Copy every line below that has the word "mycompany" in it.

===

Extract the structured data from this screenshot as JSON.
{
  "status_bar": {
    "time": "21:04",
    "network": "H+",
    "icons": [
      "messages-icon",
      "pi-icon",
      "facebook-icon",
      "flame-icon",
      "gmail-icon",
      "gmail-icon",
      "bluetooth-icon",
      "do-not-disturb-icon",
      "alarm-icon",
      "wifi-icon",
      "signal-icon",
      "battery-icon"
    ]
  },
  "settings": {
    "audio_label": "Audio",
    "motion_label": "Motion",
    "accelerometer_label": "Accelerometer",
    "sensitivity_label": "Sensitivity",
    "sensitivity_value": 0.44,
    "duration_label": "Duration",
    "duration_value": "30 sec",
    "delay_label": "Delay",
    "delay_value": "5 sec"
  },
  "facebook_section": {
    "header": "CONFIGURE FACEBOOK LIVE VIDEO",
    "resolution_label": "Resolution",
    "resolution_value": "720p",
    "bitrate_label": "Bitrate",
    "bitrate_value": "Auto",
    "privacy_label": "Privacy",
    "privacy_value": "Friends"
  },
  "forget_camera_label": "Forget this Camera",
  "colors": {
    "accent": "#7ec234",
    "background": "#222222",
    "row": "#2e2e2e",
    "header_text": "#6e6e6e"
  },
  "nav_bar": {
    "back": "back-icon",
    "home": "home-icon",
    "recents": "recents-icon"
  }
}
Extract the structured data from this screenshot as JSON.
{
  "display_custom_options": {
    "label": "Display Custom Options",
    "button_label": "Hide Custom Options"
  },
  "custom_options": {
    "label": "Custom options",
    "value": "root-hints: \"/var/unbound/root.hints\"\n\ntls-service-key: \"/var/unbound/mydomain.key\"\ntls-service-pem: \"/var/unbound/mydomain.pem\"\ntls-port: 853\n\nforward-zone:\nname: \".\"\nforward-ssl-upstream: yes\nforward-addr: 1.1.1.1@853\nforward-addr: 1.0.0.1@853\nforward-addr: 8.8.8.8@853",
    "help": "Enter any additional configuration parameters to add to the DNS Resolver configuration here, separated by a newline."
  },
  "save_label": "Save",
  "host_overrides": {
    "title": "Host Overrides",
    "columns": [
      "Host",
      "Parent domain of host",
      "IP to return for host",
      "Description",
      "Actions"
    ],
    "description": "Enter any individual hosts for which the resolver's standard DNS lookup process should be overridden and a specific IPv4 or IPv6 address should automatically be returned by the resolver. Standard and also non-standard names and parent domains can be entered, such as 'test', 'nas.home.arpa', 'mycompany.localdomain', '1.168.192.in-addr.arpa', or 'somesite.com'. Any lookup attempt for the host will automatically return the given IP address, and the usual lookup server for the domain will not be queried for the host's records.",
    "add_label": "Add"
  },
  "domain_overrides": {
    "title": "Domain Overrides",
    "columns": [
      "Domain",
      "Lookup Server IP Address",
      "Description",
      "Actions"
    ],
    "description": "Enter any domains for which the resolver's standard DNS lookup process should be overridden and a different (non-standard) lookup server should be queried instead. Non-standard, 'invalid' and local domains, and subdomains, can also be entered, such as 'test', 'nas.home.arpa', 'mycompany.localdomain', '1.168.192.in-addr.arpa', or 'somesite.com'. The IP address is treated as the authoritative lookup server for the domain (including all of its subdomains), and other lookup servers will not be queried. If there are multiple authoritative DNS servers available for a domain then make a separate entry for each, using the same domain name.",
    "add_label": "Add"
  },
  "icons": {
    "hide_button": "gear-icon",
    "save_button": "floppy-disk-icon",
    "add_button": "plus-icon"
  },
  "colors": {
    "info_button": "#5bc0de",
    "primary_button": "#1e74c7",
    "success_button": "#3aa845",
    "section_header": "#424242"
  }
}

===

**Task output:**
    "description": "Enter any individual hosts for which the resolver's standard DNS lookup process should be overridden and a specific IPv4 or IPv6 address should automatically be returned by the resolver. Standard and also non-standard names and parent domains can be entered, such as 'test', 'nas.home.arpa', 'mycompany.localdomain', '1.168.192.in-addr.arpa', or 'somesite.com'. Any lookup attempt for the host will automatically return the given IP address, and the usual lookup server for the domain will not be queried for the host's records.",
    "description": "Enter any domains for which the resolver's standard DNS lookup process should be overridden and a different (non-standard) lookup server should be queried instead. Non-standard, 'invalid' and local domains, and subdomains, can also be entered, such as 'test', 'nas.home.arpa', 'mycompany.localdomain', '1.168.192.in-addr.arpa', or 'somesite.com'. The IP address is treated as the authoritative lookup server for the domain (including all of its subdomains), and other lookup servers will not be queried. If there are multiple authoritative DNS servers available for a domain then make a separate entry for each, using the same domain name.",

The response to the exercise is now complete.